As such, it is fitting that the oddly-timed announcement of Smith's dismissal from the GM position on Monday came with little explanation. In a hastily scheduled press conference, Jim Pohlad would cite only "philosophical differences" while refusing to delve into any particulars.

At this point all we know is that, about a month ago, Pohlad indicated that Smith's job was not in danger, bristling at the notion that the Twins would resort to such a "knee-jerk" reaction after one bad season. Yet, here in November, with free agency already underway, Smith has been suddenly fired and replaced by his predecessor, Terry Ryan.

Given the dearth of available information, any conclusions we draw are going to be largely speculative. However, considering that the Twins' brass met very recently to discuss offseason planning, it seems safe to say that Smith's ideas about how to proceed did not align with those of the ownership. The final portion of this statement from Pohlad leaves little doubt about that:
No one in the Twins' organization wants to win any more than Bill ... The Twins' goal is to get better in 2012 and beyond. Bill was equally motivated to achieve that goal, but we differed in the scope and approach that was required.
One could venture to guess that Smith adamantly pushed for a more long-term rebuilding process, which would entail punting the the 2012 season for all intents and purposes.
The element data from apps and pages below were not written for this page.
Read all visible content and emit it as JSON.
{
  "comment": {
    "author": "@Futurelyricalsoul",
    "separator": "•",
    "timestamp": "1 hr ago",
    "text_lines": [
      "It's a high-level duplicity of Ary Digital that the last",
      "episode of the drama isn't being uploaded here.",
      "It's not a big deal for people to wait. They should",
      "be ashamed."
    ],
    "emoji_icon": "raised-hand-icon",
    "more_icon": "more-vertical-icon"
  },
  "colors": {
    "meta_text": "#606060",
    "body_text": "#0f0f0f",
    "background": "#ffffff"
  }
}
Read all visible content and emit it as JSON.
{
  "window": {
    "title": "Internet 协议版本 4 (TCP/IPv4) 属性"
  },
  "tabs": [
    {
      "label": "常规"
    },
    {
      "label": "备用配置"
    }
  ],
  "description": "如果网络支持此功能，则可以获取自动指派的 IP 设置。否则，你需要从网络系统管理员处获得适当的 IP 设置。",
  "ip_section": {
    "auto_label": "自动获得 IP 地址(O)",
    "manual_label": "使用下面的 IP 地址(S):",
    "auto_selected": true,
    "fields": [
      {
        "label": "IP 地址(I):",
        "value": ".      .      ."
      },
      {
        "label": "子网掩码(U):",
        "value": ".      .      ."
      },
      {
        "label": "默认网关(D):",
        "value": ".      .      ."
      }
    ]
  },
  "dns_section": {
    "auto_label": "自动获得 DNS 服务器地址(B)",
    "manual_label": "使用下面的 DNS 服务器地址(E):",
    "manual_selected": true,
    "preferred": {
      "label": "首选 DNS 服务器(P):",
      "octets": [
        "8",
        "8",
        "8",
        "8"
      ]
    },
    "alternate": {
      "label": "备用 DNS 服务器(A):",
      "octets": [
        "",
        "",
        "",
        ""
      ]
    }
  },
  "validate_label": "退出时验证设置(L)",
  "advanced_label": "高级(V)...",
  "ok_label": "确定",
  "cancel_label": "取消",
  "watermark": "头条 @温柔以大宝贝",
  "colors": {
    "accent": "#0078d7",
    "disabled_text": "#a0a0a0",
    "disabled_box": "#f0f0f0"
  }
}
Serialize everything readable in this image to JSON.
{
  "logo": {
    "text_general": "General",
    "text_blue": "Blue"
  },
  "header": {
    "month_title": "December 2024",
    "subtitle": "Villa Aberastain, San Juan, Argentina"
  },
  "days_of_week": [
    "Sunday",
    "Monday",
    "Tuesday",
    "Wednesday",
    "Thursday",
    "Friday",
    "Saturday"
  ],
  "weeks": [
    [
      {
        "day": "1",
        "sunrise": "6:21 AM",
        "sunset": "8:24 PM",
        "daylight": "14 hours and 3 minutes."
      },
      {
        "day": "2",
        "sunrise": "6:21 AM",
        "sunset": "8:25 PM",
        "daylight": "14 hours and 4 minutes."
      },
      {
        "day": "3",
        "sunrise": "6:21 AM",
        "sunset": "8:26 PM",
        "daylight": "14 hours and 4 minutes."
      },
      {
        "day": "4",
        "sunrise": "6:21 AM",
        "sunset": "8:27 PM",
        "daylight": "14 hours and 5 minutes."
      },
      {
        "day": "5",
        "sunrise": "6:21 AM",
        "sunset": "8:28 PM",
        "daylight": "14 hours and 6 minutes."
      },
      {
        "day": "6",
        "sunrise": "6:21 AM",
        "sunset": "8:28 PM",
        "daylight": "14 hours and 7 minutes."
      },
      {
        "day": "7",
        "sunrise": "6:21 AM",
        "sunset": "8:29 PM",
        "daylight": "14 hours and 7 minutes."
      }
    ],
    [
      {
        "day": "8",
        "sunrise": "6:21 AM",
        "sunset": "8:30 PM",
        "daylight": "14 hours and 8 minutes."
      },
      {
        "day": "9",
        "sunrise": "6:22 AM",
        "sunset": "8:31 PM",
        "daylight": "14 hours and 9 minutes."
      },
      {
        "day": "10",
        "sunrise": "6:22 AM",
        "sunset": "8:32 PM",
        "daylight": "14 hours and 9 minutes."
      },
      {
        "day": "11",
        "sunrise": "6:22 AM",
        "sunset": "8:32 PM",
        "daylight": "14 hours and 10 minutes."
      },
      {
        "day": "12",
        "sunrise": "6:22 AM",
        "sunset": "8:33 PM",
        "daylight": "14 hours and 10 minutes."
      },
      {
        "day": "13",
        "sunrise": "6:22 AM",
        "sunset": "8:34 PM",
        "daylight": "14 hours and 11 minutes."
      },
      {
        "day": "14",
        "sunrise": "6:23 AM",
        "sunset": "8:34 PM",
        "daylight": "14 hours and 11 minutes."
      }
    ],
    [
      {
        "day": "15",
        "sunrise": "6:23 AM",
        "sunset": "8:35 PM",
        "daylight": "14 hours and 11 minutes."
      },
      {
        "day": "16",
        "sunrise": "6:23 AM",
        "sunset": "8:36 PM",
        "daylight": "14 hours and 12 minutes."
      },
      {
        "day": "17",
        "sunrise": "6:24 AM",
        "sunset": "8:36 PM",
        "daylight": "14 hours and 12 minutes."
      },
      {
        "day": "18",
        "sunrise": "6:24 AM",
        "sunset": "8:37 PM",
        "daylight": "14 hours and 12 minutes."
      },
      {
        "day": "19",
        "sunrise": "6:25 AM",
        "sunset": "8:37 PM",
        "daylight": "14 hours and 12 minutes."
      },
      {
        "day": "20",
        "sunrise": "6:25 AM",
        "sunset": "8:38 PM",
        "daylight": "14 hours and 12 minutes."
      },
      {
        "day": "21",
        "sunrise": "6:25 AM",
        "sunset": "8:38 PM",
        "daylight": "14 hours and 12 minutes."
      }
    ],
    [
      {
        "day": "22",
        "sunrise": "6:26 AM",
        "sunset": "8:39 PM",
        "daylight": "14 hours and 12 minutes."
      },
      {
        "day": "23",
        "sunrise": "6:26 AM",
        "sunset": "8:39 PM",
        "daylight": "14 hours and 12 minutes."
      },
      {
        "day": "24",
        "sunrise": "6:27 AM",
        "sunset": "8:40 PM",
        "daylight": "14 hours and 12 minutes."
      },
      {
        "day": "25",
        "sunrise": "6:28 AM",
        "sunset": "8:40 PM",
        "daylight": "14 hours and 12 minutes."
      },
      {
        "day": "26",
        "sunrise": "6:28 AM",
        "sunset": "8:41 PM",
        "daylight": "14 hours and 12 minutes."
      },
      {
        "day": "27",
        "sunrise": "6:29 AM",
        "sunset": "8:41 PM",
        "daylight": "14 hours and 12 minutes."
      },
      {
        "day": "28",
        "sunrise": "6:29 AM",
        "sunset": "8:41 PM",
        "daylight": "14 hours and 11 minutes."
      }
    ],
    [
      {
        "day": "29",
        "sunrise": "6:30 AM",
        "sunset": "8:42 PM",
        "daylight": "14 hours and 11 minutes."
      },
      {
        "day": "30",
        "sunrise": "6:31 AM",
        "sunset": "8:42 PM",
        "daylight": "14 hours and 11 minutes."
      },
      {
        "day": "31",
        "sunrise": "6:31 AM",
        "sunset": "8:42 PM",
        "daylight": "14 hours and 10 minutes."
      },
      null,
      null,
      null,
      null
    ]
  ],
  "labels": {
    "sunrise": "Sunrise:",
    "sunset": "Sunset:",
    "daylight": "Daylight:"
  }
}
Ownership, feeling the pressure of a disgruntled fan base hungry for meaningful steps aimed at short-term improvement, simply could not accept this approach and handed the reigns back to a man whose moves fueled a decade of success.

On the flip side, one could also surmise that Smith was unhappy with the team's proposed spending reduction (Ryan pegged $100 million as an estimate) and felt inhibited from taking the actions he needed to right the ship. Drastically improving a 99-loss club with only $18 million or so is a tall task, and another ugly season in 2012 would only further tarnish Smith's reputation. The Twins, noting Ryan's past proclivity for succeeding under financial restrictions, may have opted simply to go back to what's worked before.

Either scenario seems plausible, but -- as I said -- it's really all just speculation for now. What we know is that Smith's blunder-filled reign at the helm has come to a close, and Ryan is back in charge after a four-year hiatus. Those who have grown exasperated with the club's direction in recent years should think twice before exploding into a jubilant celebration, however.

I wrote a post back in late September yearning for an injection of fresh thinking into the Twins' front office power structure. While swapping Ryan for Smith qualifies as a major shake-up, it hardly guarantees a complete change in philosophy; in fact, it falls right in line with the good-ol-boy, promote-from-within strategy for filling vacancies that we've come to expect.

By all accounts, Ryan remained heavily involved in the team's decision-making during Smith's shaky tenure, and the only new figure who's been added to the front office mix through all this is Wayne Krivsky, who was a long-time fixture here before. Ryan is now the man in charge, but it's not clear that this will drastically alter the traditional and heavily scouting-based approach that has increasingly hurt the club in recent years.

That's not to say I disapprove. Far from it. It's become clear to most who follow this team that Ryan -- a trained scout -- has a better understanding of the game than Smith, and the Twins are clearly doing right by the fans, as evidenced by a Star Tribune poll that has a whopping 97 percent of readers approving of the decision.

Personally, I have a tremendous amount of respect for Terry Ryan and at the very least I'll enjoy reading his reliably insightful quotes rather than Smith's obnoxious administrative cliches. My dissatisfaction with Smith over the past year has been well documented and I'm all for a change in direction at the top, even if I wasn't necessarily clamoring for it. I'm not convinced that shuffling front office personnel will completely cure all of the misguided philosophies that have plagued this organization at times, but I can say this much:

The unexpected switch adds yet another level of intrigue to what was already shaping up as a pretty interesting offseason.